There are affordable methods available to prevent instances of cancer, which can ultimately save lives globally.
“The funding for tobacco control efforts is consistently inadequate.
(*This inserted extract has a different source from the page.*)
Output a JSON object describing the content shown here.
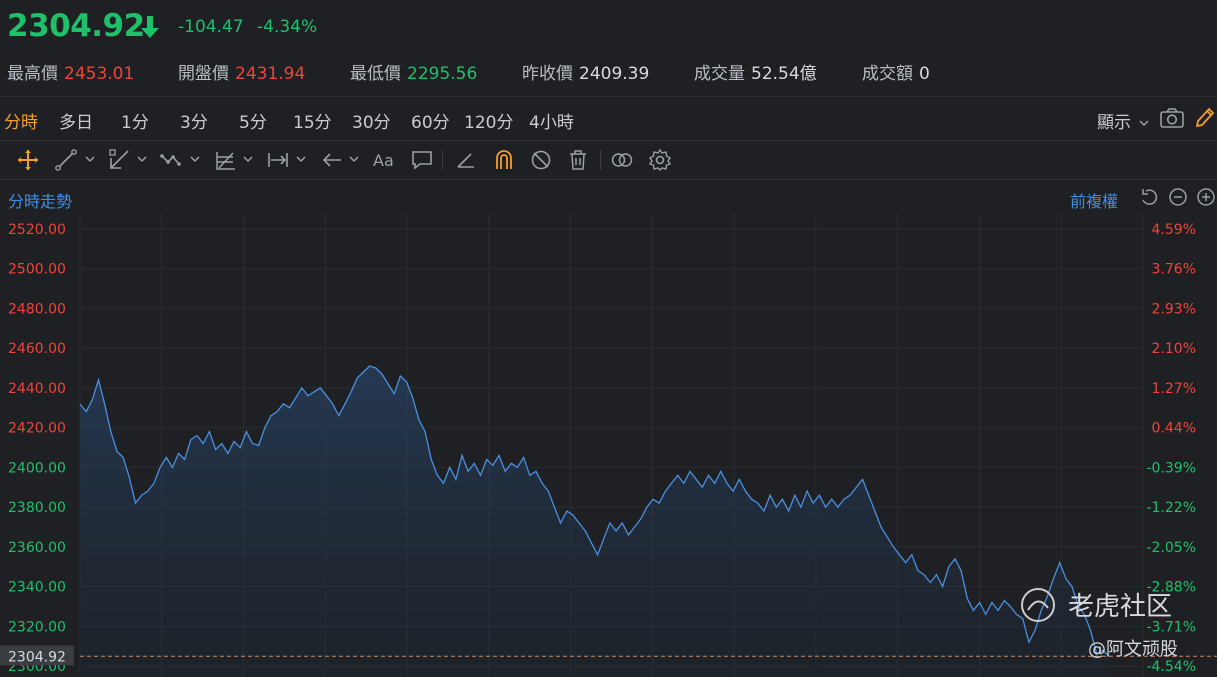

As a prominent figure in the field of global health, the UK government has the potential to make a considerable impact in addressing this issue,” stated Mr. Walker.
The research also uncovered that smoking tobacco leads to fatal cases of cancer in at least 1.3 million individuals across seven countries.
More than half of the world’s yearly cancer-related deaths are accounted for by the fatalities in the UK, US, Brazil, Russia, India, China, and South Africa.
The research examined the amount of time lost due to cancer and investigated if specific risk factors led to earlier deaths.
Scientists discovered that four avoidable risk factors have led to approximately two million deaths and over 30 million years of life lost annually.
The contributing factors include smoking, drinking alcohol, being overweight, and contracting human papillomavirus (HPV) infections.
The study discovered that smoking tobacco alone results in the loss of 20.8 million years of life.
The report also stated that there could be a five-fold increase in new cases of cancer, rising from 0.6 million to 3.1 million annually in low-income countries within the next 50 years.
Mr. Walker stated that these numbers are astonishing and demonstrate that by taking action on a worldwide level, millions of individuals could be spared from avoidable cancers.
Scientists also discovered variations between genders in the amount of fatalities caused by cancer.
The study found that men are more prone to lose years of life due to smoking and alcohol consumption, as these habits are more prevalent in men.
The research discovered that in China, India, and Russia, men had rates of years lost to smoking and alcohol that were up to nine times higher than women.
The findings were released in eClinicalMedicine and were conducted by scientists from King’s College London and Queen Mary University of London.